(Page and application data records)
========================================
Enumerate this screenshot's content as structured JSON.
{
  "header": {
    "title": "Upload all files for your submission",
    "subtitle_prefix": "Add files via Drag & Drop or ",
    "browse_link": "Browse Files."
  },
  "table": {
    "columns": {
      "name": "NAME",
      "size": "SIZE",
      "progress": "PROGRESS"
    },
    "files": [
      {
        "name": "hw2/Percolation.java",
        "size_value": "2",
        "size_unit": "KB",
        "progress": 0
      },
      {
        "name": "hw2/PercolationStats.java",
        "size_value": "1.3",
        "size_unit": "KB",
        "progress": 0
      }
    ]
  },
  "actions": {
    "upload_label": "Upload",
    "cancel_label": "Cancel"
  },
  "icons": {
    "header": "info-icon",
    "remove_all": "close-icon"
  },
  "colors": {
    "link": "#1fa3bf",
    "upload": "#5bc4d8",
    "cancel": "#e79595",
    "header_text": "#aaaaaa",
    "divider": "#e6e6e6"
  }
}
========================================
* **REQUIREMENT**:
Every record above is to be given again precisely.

* **ANSWER FOR THE TASK**:
Enumerate this screenshot's content as structured JSON.
{
  "header": {
    "title": "Upload all files for your submission",
    "subtitle_prefix": "Add files via Drag & Drop or ",
    "browse_link": "Browse Files."
  },
  "table": {
    "columns": {
      "name": "NAME",
      "size": "SIZE",
      "progress": "PROGRESS"
    },
    "files": [
      {
        "name": "hw2/Percolation.java",
        "size_value": "2",
        "size_unit": "KB",
        "progress": 0
      },
      {
        "name": "hw2/PercolationStats.java",
        "size_value": "1.3",
        "size_unit": "KB",
        "progress": 0
      }
    ]
  },
  "actions": {
    "upload_label": "Upload",
    "cancel_label": "Cancel"
  },
  "icons": {
    "header": "info-icon",
    "remove_all": "close-icon"
  },
  "colors": {
    "link": "#1fa3bf",
    "upload": "#5bc4d8",
    "cancel": "#e79595",
    "header_text": "#aaaaaa",
    "divider": "#e6e6e6"
  }
}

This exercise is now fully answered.